Fingerstyle applications highlight the guitar’s balance, as well. The string-to-string balance that is so apparent when you’re strumming or playing a flatpicked arpeggio is doubly overt in fingerstyle situations. The relative volume and detail you hear in the first and second strings give melodies a beautiful, chiming quality that sounds pronounced, defined, and distinct against the tight, focused bass tones. What’s more, the sorts of alternating-thumb bass lines and treble-string melody lines that highlight the RO-310’s string-to-string balance are a breeze on the wider 1 3/4" fretboard. The even volume from the bass and treble strings also does wonders for alternate tunings—highlighting microtonal differences in tunings with multiple doubles, octaves, thirds, or fifths in particular, and giving the guitar a harp- or piano-like quality at times.
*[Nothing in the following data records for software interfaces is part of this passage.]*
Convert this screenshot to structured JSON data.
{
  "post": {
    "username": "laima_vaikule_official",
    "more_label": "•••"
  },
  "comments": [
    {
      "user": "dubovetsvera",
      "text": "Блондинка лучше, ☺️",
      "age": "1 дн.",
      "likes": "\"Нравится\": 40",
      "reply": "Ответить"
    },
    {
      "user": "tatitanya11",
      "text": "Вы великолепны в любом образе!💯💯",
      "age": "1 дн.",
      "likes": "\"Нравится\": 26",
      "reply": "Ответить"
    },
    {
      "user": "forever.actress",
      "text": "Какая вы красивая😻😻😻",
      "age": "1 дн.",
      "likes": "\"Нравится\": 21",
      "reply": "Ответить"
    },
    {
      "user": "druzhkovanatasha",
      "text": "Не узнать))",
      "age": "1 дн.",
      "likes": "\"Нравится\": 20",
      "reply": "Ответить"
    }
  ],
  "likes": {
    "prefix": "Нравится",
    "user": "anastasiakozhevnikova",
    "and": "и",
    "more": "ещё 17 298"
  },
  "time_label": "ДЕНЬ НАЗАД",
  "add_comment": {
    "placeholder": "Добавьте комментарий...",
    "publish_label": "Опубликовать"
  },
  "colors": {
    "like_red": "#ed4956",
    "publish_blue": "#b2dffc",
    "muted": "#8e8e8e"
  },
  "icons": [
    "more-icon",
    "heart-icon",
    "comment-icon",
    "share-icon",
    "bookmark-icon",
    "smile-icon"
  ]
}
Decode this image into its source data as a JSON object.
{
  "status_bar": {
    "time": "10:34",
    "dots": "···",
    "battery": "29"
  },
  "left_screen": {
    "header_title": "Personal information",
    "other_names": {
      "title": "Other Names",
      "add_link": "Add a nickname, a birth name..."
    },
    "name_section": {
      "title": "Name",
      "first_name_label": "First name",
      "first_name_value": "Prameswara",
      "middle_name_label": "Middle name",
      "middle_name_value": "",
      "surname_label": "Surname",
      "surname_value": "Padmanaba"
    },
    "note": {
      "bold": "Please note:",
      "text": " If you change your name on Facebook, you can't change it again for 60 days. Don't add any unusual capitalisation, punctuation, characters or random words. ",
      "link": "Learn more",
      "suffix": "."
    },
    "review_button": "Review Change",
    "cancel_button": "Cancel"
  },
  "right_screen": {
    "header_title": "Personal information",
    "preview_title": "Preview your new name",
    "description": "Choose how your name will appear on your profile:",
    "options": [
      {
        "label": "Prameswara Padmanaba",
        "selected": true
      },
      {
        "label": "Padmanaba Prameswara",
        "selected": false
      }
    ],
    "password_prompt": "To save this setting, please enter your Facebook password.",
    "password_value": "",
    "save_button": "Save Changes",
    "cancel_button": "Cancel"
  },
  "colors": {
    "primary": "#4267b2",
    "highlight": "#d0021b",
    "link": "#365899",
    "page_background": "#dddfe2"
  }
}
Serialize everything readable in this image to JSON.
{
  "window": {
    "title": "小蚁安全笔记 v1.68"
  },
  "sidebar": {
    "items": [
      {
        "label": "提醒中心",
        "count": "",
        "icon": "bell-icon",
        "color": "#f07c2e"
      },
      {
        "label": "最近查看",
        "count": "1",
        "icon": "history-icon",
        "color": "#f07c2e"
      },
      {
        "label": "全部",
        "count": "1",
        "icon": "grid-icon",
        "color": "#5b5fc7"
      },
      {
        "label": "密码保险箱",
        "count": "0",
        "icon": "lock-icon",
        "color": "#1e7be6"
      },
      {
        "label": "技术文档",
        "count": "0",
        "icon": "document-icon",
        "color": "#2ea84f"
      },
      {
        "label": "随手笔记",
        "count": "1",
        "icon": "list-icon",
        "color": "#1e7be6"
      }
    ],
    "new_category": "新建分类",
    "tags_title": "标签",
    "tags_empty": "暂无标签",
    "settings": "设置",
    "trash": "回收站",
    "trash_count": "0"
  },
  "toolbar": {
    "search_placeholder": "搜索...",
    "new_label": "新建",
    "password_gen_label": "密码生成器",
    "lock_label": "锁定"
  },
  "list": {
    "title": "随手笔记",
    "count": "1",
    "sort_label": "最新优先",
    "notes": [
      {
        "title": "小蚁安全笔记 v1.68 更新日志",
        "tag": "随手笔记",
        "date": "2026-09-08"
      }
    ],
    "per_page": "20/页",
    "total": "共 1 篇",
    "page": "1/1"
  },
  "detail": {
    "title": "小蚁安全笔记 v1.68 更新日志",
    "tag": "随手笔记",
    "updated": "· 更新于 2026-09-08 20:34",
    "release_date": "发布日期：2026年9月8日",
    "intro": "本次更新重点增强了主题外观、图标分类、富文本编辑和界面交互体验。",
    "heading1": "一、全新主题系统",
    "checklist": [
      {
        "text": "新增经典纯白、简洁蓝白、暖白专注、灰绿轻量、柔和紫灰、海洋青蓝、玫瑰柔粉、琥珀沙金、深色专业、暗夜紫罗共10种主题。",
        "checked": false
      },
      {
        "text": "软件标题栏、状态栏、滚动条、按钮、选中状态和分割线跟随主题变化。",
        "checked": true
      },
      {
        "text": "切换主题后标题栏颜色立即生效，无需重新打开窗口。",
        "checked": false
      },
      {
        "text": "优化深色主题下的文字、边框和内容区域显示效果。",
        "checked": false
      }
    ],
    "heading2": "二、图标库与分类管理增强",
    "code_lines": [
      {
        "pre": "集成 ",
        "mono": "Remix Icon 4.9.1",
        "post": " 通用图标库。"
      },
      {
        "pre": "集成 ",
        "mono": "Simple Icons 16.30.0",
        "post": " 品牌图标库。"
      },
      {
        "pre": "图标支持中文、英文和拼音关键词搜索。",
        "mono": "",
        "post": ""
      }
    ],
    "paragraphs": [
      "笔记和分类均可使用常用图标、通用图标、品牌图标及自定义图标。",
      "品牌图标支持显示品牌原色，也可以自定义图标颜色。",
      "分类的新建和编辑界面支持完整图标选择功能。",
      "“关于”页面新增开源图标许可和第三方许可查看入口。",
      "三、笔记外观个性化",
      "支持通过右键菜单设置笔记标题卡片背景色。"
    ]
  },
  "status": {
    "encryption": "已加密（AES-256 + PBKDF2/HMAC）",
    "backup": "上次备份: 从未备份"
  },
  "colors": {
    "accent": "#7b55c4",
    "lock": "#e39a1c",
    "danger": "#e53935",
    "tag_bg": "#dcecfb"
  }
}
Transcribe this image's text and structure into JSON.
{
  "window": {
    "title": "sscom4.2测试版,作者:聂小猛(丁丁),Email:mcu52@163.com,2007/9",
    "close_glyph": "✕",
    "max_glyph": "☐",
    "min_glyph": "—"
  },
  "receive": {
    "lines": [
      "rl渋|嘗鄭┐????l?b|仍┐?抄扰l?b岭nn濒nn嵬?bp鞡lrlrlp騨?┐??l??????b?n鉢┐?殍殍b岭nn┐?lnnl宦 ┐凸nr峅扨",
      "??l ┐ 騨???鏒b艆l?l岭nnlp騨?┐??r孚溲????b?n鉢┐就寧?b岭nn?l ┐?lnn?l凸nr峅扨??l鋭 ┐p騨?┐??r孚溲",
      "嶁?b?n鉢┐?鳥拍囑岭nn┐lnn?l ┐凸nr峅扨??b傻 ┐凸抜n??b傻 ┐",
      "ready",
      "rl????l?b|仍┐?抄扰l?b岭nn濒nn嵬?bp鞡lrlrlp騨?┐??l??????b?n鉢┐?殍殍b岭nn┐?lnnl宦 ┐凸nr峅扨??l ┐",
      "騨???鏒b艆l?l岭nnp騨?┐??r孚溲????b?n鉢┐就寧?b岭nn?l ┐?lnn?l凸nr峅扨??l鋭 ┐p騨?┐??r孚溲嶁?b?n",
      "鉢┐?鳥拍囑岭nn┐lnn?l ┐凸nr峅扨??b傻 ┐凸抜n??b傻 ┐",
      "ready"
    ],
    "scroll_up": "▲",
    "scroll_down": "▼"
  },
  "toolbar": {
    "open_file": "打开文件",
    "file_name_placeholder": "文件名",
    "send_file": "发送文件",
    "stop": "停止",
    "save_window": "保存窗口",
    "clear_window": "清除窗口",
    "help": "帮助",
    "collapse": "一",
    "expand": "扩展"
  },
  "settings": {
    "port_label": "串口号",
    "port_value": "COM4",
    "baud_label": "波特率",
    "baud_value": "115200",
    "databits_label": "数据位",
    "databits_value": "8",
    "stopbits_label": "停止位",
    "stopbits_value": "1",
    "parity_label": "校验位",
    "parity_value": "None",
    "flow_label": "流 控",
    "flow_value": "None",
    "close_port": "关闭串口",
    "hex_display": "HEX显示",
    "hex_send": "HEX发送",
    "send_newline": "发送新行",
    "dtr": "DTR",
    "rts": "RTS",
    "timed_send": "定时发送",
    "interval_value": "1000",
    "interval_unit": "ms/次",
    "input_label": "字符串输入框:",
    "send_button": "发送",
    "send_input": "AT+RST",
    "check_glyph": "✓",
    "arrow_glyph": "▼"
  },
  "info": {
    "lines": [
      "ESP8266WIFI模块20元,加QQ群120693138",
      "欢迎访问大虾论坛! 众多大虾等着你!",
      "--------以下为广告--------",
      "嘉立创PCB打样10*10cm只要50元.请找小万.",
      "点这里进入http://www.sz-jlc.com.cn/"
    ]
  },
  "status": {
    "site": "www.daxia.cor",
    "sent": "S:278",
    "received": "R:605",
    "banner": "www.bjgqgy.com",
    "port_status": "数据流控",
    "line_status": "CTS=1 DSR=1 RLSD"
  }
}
If there’s one aspect of the RO-310s sonic signature that will divide players, it might be the almost dry, husky quality that is especially pronounced during fingerstyle work. At least one experienced fingerstylist who played the guitar loved the way that the dryer, more concise tones highlighted the guitars intrinsically articulate nature. Another player more accustomed to the lush shimmer of a Taylor CG found it a little too rustic sounding. It’s not outlandish to venture that those contrasting observations speak volumes about where the RO-310 falls in with your own tone predilections and needs.
Players who can afford an instrument many times the price of the RO-310 may dismiss the Recording King for its lack of rosewood back and sides, its small finish imperfections, and/or the medium-high action past the seventh fret, but it’s hard to imagine a 000 delivering more bang for the buck than this one. (And, for the record, pricier Sitka-spruce-and-rosewood 000s are available from Recording King.)
Construction quality, while not perfect, is much better than average for most guitars in this price range. The subdued design and the genuine vintage aura derived from the classic materials recipe combine to impart a luxurious overall vibe. And the excellent string-to-string balance, impressive projection, and articulate harmonic character can be hard to find in a guitar at any price. Some players will inevitably find the tone of the RO-310 too dry for their tastes—though the Adirondack top will likely warm over the years. Imagining this guitar a decade or so down the line, it’s hard to see how it won’t be a modern, affordable classic. In the meantime, you’d be hard pressed to find a better value in a small- to medium-sized acoustic, whether you’re a fingerstylist on a budget or a studio cat who savors balanced, well-behaved tones.